Trichotillomania: This is a condition where a person has an irresistible urge to pull out their natural hair, including eyelashes. Clients with trichotillomania might not be suitable candidates for lash extensions, as they might be tempted to pull them out, causing potential harm to their natural lashes. Pulling out healthy lashes during their natural growth cycle can stunt future lash growth leaving gaps in the client’s lash line.
Certain Medications: Some medications can impact the natural lash growth cycle or make lashes more brittle. If a client reports taking any medications, especially ones affecting hair growth, it's worth discussing potential implications for lash extensions. As a Lash Artist you are not a medical professional so make sure you are aware if clients are taking any medications which may lead to contraindications and always discuss the implications of lash extensions.
Pregnancy: Most insurers will not cover you to perform lash extensions on pregnant clients and that is completely understandable. Hormonal changes may affect the natural growth cycle of the client’s lashes and therefore the extensions may not last as long as the client expects. This is not a risk you want to take even if the client tells you they’ve had lash extensions in the past while pregnant. After all, this is a long procedure and chemicals and fumes will be present during the treatment.
Practical Tips for Lash Technicians:

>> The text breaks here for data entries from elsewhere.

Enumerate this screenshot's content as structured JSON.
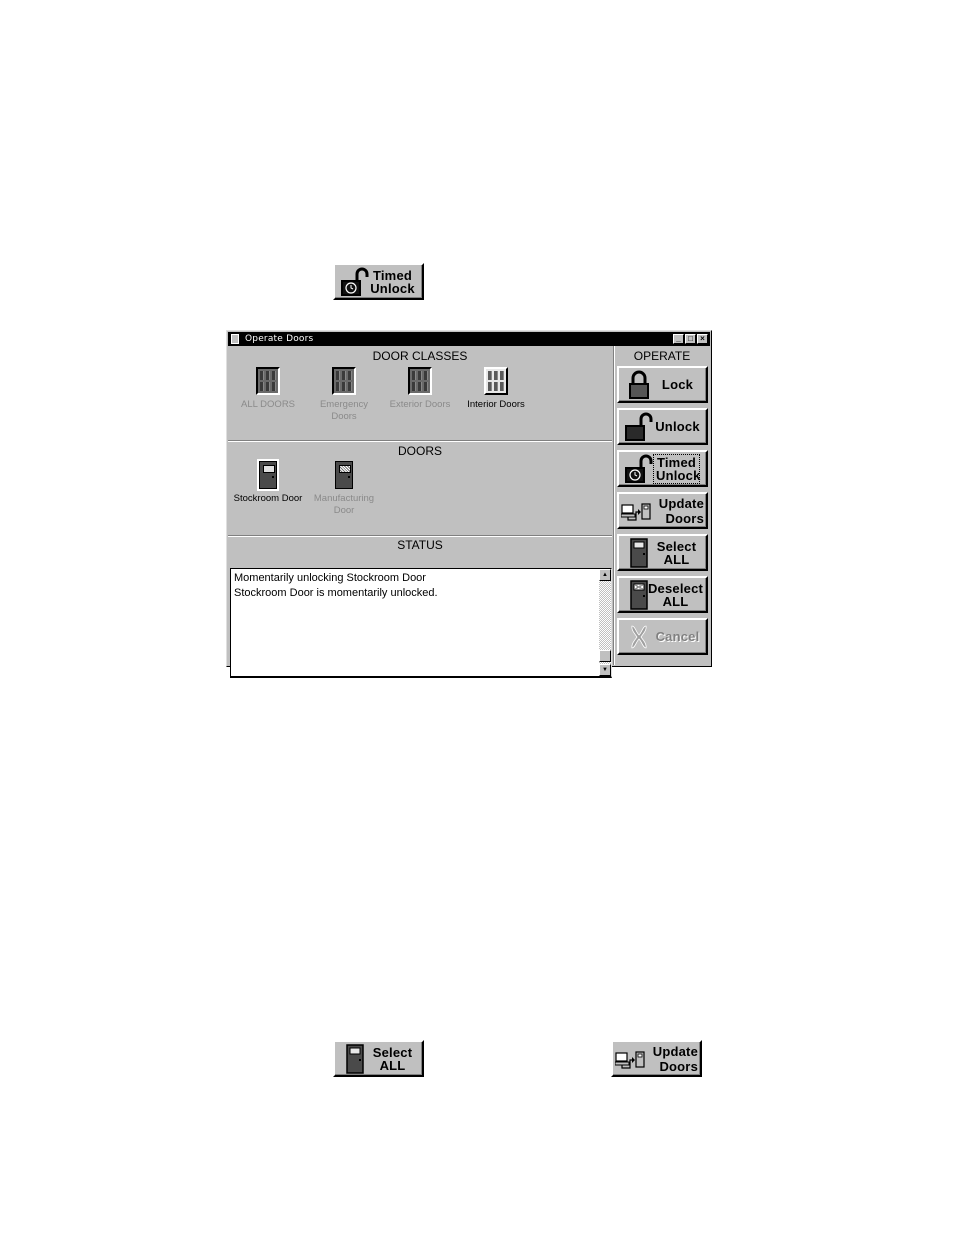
{
  "standalone_buttons": {
    "timed_unlock": {
      "line1": "Timed",
      "line2": "Unlock",
      "icon": "open-padlock-clock-icon"
    },
    "select_all": {
      "line1": "Select",
      "line2": "ALL",
      "icon": "door-icon"
    },
    "update_doors": {
      "line1": "Update",
      "line2": "Doors",
      "icon": "computer-to-door-icon"
    }
  },
  "window": {
    "title": "Operate Doors",
    "controls": {
      "minimize": "_",
      "maximize": "□",
      "close": "×"
    },
    "door_classes": {
      "heading": "DOOR CLASSES",
      "items": [
        {
          "label": "ALL DOORS",
          "selected": false
        },
        {
          "label": "Emergency Doors",
          "selected": false
        },
        {
          "label": "Exterior Doors",
          "selected": false
        },
        {
          "label": "Interior Doors",
          "selected": true
        }
      ]
    },
    "doors": {
      "heading": "DOORS",
      "items": [
        {
          "label": "Stockroom Door",
          "selected": true
        },
        {
          "label": "Manufacturing Door",
          "selected": false
        }
      ]
    },
    "status": {
      "heading": "STATUS",
      "lines": [
        "Momentarily unlocking Stockroom Door",
        "Stockroom Door is momentarily unlocked."
      ],
      "scroll_up": "▲",
      "scroll_down": "▼"
    },
    "operate": {
      "heading": "OPERATE",
      "buttons": {
        "lock": {
          "label": "Lock"
        },
        "unlock": {
          "label": "Unlock"
        },
        "timed_unlock": {
          "line1": "Timed",
          "line2": "Unlock",
          "focused": true
        },
        "update_doors": {
          "line1": "Update",
          "line2": "Doors"
        },
        "select_all": {
          "line1": "Select",
          "line2": "ALL"
        },
        "deselect_all": {
          "line1": "Deselect",
          "line2": "ALL"
        },
        "cancel": {
          "label": "Cancel",
          "disabled": true
        }
      }
    }
  }
}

- Consult First: Always start with a thorough consultation. Understanding your client's health, lifestyle, and any past reactions is essential in determining if lash extensions are right for them. Ask if they take any medications and if those medications cause any side effects which would lead to a contraindication. Never consult or advise as a medical professional.

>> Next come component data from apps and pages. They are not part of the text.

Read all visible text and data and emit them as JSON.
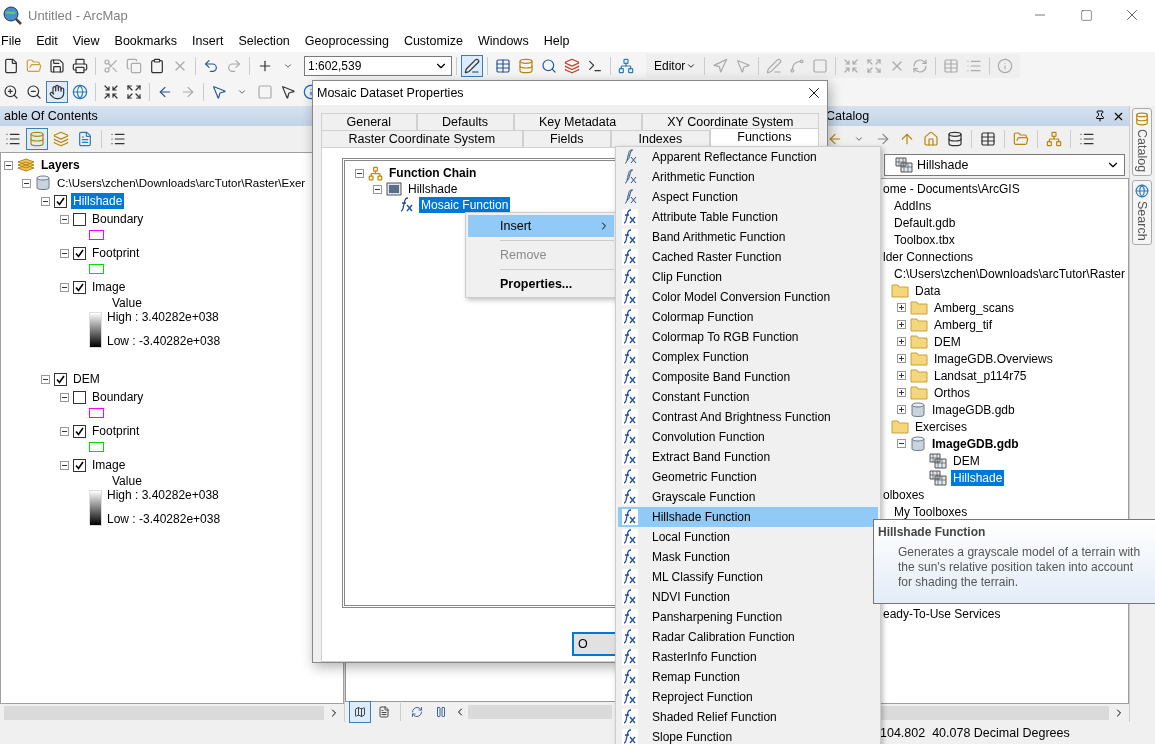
{
  "window": {
    "title": "Untitled - ArcMap"
  },
  "menu": [
    "File",
    "Edit",
    "View",
    "Bookmarks",
    "Insert",
    "Selection",
    "Geoprocessing",
    "Customize",
    "Windows",
    "Help"
  ],
  "toolbar": {
    "scale": "1:602,539",
    "editor": "Editor"
  },
  "toc": {
    "title": "able Of Contents",
    "root": "Layers",
    "path": "C:\\Users\\zchen\\Downloads\\arcTutor\\Raster\\Exer",
    "layers": [
      {
        "name": "Hillshade",
        "checked": true,
        "selected": true,
        "children": [
          {
            "name": "Boundary",
            "kind": "outline",
            "checked": false,
            "color": "#ff00ff"
          },
          {
            "name": "Footprint",
            "kind": "outline",
            "checked": true,
            "color": "#00dd00"
          },
          {
            "name": "Image",
            "kind": "raster",
            "checked": true,
            "heading": "Value",
            "high": "High : 3.40282e+038",
            "low": "Low : -3.40282e+038"
          }
        ]
      },
      {
        "name": "DEM",
        "checked": true,
        "selected": false,
        "children": [
          {
            "name": "Boundary",
            "kind": "outline",
            "checked": false,
            "color": "#ff00ff"
          },
          {
            "name": "Footprint",
            "kind": "outline",
            "checked": true,
            "color": "#00dd00"
          },
          {
            "name": "Image",
            "kind": "raster",
            "checked": true,
            "heading": "Value",
            "high": "High : 3.40282e+038",
            "low": "Low : -3.40282e+038"
          }
        ]
      }
    ]
  },
  "catalog": {
    "title": "Catalog",
    "location": "Hillshade",
    "tree": [
      {
        "label": "ome - Documents\\ArcGIS",
        "children": [
          {
            "label": "AddIns"
          },
          {
            "label": "Default.gdb"
          },
          {
            "label": "Toolbox.tbx"
          }
        ]
      },
      {
        "label": "lder Connections",
        "children": [
          {
            "label": "C:\\Users\\zchen\\Downloads\\arcTutor\\Raster",
            "children": [
              {
                "label": "Data",
                "kind": "folder",
                "children": [
                  {
                    "label": "Amberg_scans",
                    "kind": "folder",
                    "expanded": false
                  },
                  {
                    "label": "Amberg_tif",
                    "kind": "folder",
                    "expanded": false
                  },
                  {
                    "label": "DEM",
                    "kind": "folder",
                    "expanded": false
                  },
                  {
                    "label": "ImageGDB.Overviews",
                    "kind": "folder",
                    "expanded": false
                  },
                  {
                    "label": "Landsat_p114r75",
                    "kind": "folder",
                    "expanded": false
                  },
                  {
                    "label": "Orthos",
                    "kind": "folder",
                    "expanded": false
                  },
                  {
                    "label": "ImageGDB.gdb",
                    "kind": "database",
                    "expanded": false
                  }
                ]
              },
              {
                "label": "Exercises",
                "kind": "folder",
                "children": [
                  {
                    "label": "ImageGDB.gdb",
                    "kind": "database",
                    "expanded": true,
                    "bold": true,
                    "children": [
                      {
                        "label": "DEM",
                        "kind": "raster",
                        "selected": false
                      },
                      {
                        "label": "Hillshade",
                        "kind": "raster",
                        "selected": true
                      }
                    ]
                  }
                ]
              }
            ]
          }
        ]
      },
      {
        "label": "olboxes",
        "children": [
          {
            "label": "My Toolboxes"
          }
        ]
      },
      {
        "label": "eady-To-Use Services"
      }
    ]
  },
  "side_tabs": [
    "Catalog",
    "Search"
  ],
  "status": "104.802  40.078 Decimal Degrees",
  "dialog": {
    "title": "Mosaic Dataset Properties",
    "tab_rows": [
      [
        {
          "label": "General",
          "selected": false
        },
        {
          "label": "Defaults",
          "selected": false
        },
        {
          "label": "Key Metadata",
          "selected": false
        },
        {
          "label": "XY Coordinate System",
          "selected": false
        }
      ],
      [
        {
          "label": "Raster Coordinate System",
          "selected": false
        },
        {
          "label": "Fields",
          "selected": false
        },
        {
          "label": "Indexes",
          "selected": false
        },
        {
          "label": "Functions",
          "selected": true
        }
      ]
    ],
    "chain": {
      "label": "Function Chain",
      "children": [
        {
          "label": "Hillshade",
          "children": [
            {
              "label": "Mosaic Function",
              "selected": true
            }
          ]
        }
      ]
    },
    "button": "O"
  },
  "context_menu": [
    {
      "label": "Insert",
      "selected": true,
      "disabled": false,
      "submenu": true
    },
    {
      "label": "Remove",
      "selected": false,
      "disabled": true
    },
    {
      "label": "Properties...",
      "selected": false,
      "disabled": false,
      "bold": true
    }
  ],
  "submenu": [
    {
      "label": "Apparent Reflectance Function",
      "kind": "stacked",
      "selected": false
    },
    {
      "label": "Arithmetic Function",
      "kind": "stacked",
      "selected": false
    },
    {
      "label": "Aspect Function",
      "kind": "stacked",
      "selected": false
    },
    {
      "label": "Attribute Table Function",
      "kind": "single",
      "selected": false
    },
    {
      "label": "Band Arithmetic Function",
      "kind": "single",
      "selected": false
    },
    {
      "label": "Cached Raster Function",
      "kind": "single",
      "selected": false
    },
    {
      "label": "Clip Function",
      "kind": "single",
      "selected": false
    },
    {
      "label": "Color Model Conversion Function",
      "kind": "single",
      "selected": false
    },
    {
      "label": "Colormap Function",
      "kind": "single",
      "selected": false
    },
    {
      "label": "Colormap To RGB Function",
      "kind": "single",
      "selected": false
    },
    {
      "label": "Complex Function",
      "kind": "single",
      "selected": false
    },
    {
      "label": "Composite Band Function",
      "kind": "single",
      "selected": false
    },
    {
      "label": "Constant Function",
      "kind": "single",
      "selected": false
    },
    {
      "label": "Contrast And Brightness Function",
      "kind": "single",
      "selected": false
    },
    {
      "label": "Convolution Function",
      "kind": "single",
      "selected": false
    },
    {
      "label": "Extract Band Function",
      "kind": "single",
      "selected": false
    },
    {
      "label": "Geometric Function",
      "kind": "single",
      "selected": false
    },
    {
      "label": "Grayscale Function",
      "kind": "single",
      "selected": false
    },
    {
      "label": "Hillshade Function",
      "kind": "single",
      "selected": true
    },
    {
      "label": "Local Function",
      "kind": "single",
      "selected": false
    },
    {
      "label": "Mask Function",
      "kind": "single",
      "selected": false
    },
    {
      "label": "ML Classify Function",
      "kind": "single",
      "selected": false
    },
    {
      "label": "NDVI Function",
      "kind": "single",
      "selected": false
    },
    {
      "label": "Pansharpening Function",
      "kind": "single",
      "selected": false
    },
    {
      "label": "Radar Calibration Function",
      "kind": "single",
      "selected": false
    },
    {
      "label": "RasterInfo Function",
      "kind": "single",
      "selected": false
    },
    {
      "label": "Remap Function",
      "kind": "single",
      "selected": false
    },
    {
      "label": "Reproject Function",
      "kind": "single",
      "selected": false
    },
    {
      "label": "Shaded Relief Function",
      "kind": "single",
      "selected": false
    },
    {
      "label": "Slope Function",
      "kind": "single",
      "selected": false
    }
  ],
  "tooltip": {
    "title": "Hillshade Function",
    "text": "Generates a grayscale model of a terrain with the sun's relative position taken into account for shading the terrain."
  }
}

- Educate Clients: It's not just about making clients' eyes pop. It's about ensuring their safety and comfort. Educate them on the potential risks and benefits, so they make informed decisions. Ultimately, if you know the risk outweighs the benefits, the final decision is on you and you alone. Never risk your insurance and business if you know a client is not suitable for a lash set.

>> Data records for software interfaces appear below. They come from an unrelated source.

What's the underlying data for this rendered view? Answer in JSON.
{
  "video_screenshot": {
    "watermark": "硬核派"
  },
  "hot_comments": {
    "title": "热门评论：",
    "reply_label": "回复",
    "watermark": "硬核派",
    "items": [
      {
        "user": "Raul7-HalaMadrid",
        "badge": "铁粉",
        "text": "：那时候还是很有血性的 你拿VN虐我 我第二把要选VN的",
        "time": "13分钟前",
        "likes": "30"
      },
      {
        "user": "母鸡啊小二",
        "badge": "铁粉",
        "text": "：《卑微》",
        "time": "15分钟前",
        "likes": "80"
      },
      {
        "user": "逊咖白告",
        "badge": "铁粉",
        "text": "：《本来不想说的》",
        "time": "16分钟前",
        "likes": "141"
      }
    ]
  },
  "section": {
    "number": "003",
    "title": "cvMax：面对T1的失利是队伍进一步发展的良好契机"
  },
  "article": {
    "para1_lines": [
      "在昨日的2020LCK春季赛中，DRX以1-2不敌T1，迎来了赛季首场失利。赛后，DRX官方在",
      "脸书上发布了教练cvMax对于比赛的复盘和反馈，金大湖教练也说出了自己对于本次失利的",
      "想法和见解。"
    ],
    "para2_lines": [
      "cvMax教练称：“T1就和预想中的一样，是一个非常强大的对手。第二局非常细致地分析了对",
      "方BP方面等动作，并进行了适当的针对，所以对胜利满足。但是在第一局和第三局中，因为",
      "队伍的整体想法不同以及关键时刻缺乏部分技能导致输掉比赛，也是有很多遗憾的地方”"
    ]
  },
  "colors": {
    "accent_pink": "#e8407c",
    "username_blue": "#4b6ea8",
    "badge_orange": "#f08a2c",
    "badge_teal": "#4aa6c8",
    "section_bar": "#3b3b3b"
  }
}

- Stay Updated: Like all areas of beauty and health, the world of eyelash extensions is always evolving. Stay updated with the latest research, products, and techniques to ensure you're providing the best and safest service. There was once a time when companies advised ‘Sensitive Lash Glue’ as an alternative for clients with allergies or sensitivities. We say this is still a big ‘NO’. Sensitive glues still contain fumes from cyanoacrylate, which is the culprit for reactions – these so-called sensitive eyelash glues also take longer to cure due to the lower concentration of cyanoacrylate, which leads to the fumes hanging around for longer than they do with fast-drying lash glues.
- Quality Matters: Always use high-quality products from reputable sources. This isn't an area to skimp on or look for cheaper alternatives. Remember, you're dealing with a delicate area around the client’s eyes, and the right products can make a world of difference. At London Lash we strive for high quality Pretreatment and Lash Glues, and hypoallergenic Lash Extensions. Read our in depth Blog Posts on some of our products to learn why we know they’re some of the best.
- Trust Your Knowledge: If something feels off or if you're unsure about proceeding with a client, it's okay to decline the service. Sometimes it's better to be safe than sorry.
In conclusion, while eyelash extensions can offer a stunning transformation, they're not suitable for everyone. As Lash Technicians, your job isn't just about beautifying; it's about ensuring your clients' well-being. By understanding and respecting contraindications, you uphold the highest standards of your profession and foster trust with your clients.